Left-hander becomes the oldest Ashes centurion in 60 years.
Veteran Chris Rogers has bought some extra time for his late-blooming Test career after becoming the oldest Australia opener for 60 years to score an Ashes century, in Sunday’s big win over England.
The 36-year-old left-hander had fretted before the fourth Test that he was under pressure to hold on to his place.
But Rogers laid that ghost to rest with a match-clinching 116 off 155 balls to bury England’s victory hopes and put Australia 4-0 up in the series ahead of this week’s final Sydney Test.
Rogers, who also scored 61 in the first innings, ran Mitchell Johnson close for the man-of-the-match award, and now appears secure at the top of the order for the tour to South Africa in February-March.
Despite Rogers’ jitters about his Test place, skipper Michael Clarke said he was an important member of the Ashes-winning side.
“I think it was a fantastic innings.
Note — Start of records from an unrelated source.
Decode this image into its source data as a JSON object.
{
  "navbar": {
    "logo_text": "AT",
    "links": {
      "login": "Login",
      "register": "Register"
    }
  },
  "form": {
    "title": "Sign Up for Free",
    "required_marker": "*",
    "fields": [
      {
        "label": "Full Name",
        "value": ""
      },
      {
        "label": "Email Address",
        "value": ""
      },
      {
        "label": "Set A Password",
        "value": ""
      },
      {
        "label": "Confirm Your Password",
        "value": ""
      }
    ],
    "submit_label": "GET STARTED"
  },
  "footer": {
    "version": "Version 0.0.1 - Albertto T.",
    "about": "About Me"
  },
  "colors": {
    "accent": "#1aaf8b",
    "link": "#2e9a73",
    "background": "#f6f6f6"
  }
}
A match-winning innings and he deserves a lot of credit for it,” Clarke said. “The way he played in the first innings was special as well.
“I think some people thrive on that expectation and that extra pressure and Chris certainly seems like one of those players.”
“I think as captain of the team I certainly haven’t felt that Chris is under pressure for his spot. I think he’s been batting really well. I think he’s been doing his job at the top of the innings for us and plays a huge role in our middle order, being able to play the way we play because of the way he sets it up.
“I think him and Davy Warner are a very good combination, two very different people, two very different players but I think they complement each other really well.”
Clarke said Rogers’ century in the Boxing Day Test on his home Melbourne Cricket Ground before a total attendance of almost 272,000, was very special.
“I think more than anything it does his own personal confidence the world of good, but from my perspective Chris is an important part of this team,” he said.
“I think for his teammates it was very special to see him raise his bat for his hundred, and on his home ground the MCG as well.”
Rogers became the oldest Australian opener to hit a Test century since Lindsay Hassett hit a hundred against England at Lord’s in 1953.
Coach Darren Lehmann said it was the best Rogers had batted for Australia since his 84 in the third Test in Manchester in August.
It was the veteran’s second Test century after scoring 110 against England in the last series at Durham.